● **Provided records**:
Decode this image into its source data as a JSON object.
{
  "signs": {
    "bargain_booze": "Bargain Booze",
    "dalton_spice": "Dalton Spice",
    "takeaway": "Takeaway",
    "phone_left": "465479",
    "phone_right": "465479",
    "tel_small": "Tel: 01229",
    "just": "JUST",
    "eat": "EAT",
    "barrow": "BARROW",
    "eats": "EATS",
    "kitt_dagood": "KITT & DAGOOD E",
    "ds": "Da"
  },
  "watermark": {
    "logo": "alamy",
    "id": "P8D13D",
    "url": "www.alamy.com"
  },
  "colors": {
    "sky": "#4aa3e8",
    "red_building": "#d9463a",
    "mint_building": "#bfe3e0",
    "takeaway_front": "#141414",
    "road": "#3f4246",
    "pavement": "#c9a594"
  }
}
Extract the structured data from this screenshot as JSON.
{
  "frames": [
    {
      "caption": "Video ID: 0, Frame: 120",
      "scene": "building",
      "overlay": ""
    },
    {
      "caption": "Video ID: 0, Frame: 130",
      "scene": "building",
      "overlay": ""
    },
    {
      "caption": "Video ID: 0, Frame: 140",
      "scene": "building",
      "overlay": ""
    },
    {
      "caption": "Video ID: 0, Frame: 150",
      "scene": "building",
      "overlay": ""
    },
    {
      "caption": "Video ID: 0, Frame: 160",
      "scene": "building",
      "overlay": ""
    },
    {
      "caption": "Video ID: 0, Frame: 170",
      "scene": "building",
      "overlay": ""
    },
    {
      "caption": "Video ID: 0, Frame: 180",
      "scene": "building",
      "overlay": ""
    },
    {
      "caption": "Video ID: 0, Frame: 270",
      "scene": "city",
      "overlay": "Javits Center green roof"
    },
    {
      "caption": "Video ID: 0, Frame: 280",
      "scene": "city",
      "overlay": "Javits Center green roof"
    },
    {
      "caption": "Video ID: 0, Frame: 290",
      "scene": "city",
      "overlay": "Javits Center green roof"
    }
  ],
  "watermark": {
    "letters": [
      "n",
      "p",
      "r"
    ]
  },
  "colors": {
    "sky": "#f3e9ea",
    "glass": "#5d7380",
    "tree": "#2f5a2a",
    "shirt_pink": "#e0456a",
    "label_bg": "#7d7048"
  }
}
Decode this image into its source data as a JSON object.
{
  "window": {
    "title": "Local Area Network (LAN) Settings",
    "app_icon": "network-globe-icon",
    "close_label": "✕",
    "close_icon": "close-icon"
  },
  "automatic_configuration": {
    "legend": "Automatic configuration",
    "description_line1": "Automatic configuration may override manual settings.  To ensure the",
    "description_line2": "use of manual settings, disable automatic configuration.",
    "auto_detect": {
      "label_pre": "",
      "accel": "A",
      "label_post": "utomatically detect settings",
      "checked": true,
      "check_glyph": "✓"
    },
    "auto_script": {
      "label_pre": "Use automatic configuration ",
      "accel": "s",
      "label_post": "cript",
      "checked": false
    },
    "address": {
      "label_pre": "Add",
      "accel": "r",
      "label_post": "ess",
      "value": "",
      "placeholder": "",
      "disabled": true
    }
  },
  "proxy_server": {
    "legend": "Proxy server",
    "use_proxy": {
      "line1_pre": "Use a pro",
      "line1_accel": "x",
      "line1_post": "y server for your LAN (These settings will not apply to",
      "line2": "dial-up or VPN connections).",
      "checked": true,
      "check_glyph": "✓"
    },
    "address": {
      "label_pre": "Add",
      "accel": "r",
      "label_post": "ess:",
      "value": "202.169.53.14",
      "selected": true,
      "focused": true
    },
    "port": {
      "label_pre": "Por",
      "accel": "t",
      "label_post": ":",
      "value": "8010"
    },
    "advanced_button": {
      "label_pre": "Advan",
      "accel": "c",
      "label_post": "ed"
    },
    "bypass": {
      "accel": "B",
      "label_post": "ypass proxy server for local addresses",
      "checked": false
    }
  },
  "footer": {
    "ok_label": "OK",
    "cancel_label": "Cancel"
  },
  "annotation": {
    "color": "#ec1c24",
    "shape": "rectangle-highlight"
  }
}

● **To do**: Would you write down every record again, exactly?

● **Solution to the exercise**:
Decode this image into its source data as a JSON object.
{
  "signs": {
    "bargain_booze": "Bargain Booze",
    "dalton_spice": "Dalton Spice",
    "takeaway": "Takeaway",
    "phone_left": "465479",
    "phone_right": "465479",
    "tel_small": "Tel: 01229",
    "just": "JUST",
    "eat": "EAT",
    "barrow": "BARROW",
    "eats": "EATS",
    "kitt_dagood": "KITT & DAGOOD E",
    "ds": "Da"
  },
  "watermark": {
    "logo": "alamy",
    "id": "P8D13D",
    "url": "www.alamy.com"
  },
  "colors": {
    "sky": "#4aa3e8",
    "red_building": "#d9463a",
    "mint_building": "#bfe3e0",
    "takeaway_front": "#141414",
    "road": "#3f4246",
    "pavement": "#c9a594"
  }
}
Extract the structured data from this screenshot as JSON.
{
  "frames": [
    {
      "caption": "Video ID: 0, Frame: 120",
      "scene": "building",
      "overlay": ""
    },
    {
      "caption": "Video ID: 0, Frame: 130",
      "scene": "building",
      "overlay": ""
    },
    {
      "caption": "Video ID: 0, Frame: 140",
      "scene": "building",
      "overlay": ""
    },
    {
      "caption": "Video ID: 0, Frame: 150",
      "scene": "building",
      "overlay": ""
    },
    {
      "caption": "Video ID: 0, Frame: 160",
      "scene": "building",
      "overlay": ""
    },
    {
      "caption": "Video ID: 0, Frame: 170",
      "scene": "building",
      "overlay": ""
    },
    {
      "caption": "Video ID: 0, Frame: 180",
      "scene": "building",
      "overlay": ""
    },
    {
      "caption": "Video ID: 0, Frame: 270",
      "scene": "city",
      "overlay": "Javits Center green roof"
    },
    {
      "caption": "Video ID: 0, Frame: 280",
      "scene": "city",
      "overlay": "Javits Center green roof"
    },
    {
      "caption": "Video ID: 0, Frame: 290",
      "scene": "city",
      "overlay": "Javits Center green roof"
    }
  ],
  "watermark": {
    "letters": [
      "n",
      "p",
      "r"
    ]
  },
  "colors": {
    "sky": "#f3e9ea",
    "glass": "#5d7380",
    "tree": "#2f5a2a",
    "shirt_pink": "#e0456a",
    "label_bg": "#7d7048"
  }
}
Decode this image into its source data as a JSON object.
{
  "window": {
    "title": "Local Area Network (LAN) Settings",
    "app_icon": "network-globe-icon",
    "close_label": "✕",
    "close_icon": "close-icon"
  },
  "automatic_configuration": {
    "legend": "Automatic configuration",
    "description_line1": "Automatic configuration may override manual settings.  To ensure the",
    "description_line2": "use of manual settings, disable automatic configuration.",
    "auto_detect": {
      "label_pre": "",
      "accel": "A",
      "label_post": "utomatically detect settings",
      "checked": true,
      "check_glyph": "✓"
    },
    "auto_script": {
      "label_pre": "Use automatic configuration ",
      "accel": "s",
      "label_post": "cript",
      "checked": false
    },
    "address": {
      "label_pre": "Add",
      "accel": "r",
      "label_post": "ess",
      "value": "",
      "placeholder": "",
      "disabled": true
    }
  },
  "proxy_server": {
    "legend": "Proxy server",
    "use_proxy": {
      "line1_pre": "Use a pro",
      "line1_accel": "x",
      "line1_post": "y server for your LAN (These settings will not apply to",
      "line2": "dial-up or VPN connections).",
      "checked": true,
      "check_glyph": "✓"
    },
    "address": {
      "label_pre": "Add",
      "accel": "r",
      "label_post": "ess:",
      "value": "202.169.53.14",
      "selected": true,
      "focused": true
    },
    "port": {
      "label_pre": "Por",
      "accel": "t",
      "label_post": ":",
      "value": "8010"
    },
    "advanced_button": {
      "label_pre": "Advan",
      "accel": "c",
      "label_post": "ed"
    },
    "bypass": {
      "accel": "B",
      "label_post": "ypass proxy server for local addresses",
      "checked": false
    }
  },
  "footer": {
    "ok_label": "OK",
    "cancel_label": "Cancel"
  },
  "annotation": {
    "color": "#ec1c24",
    "shape": "rectangle-highlight"
  }
}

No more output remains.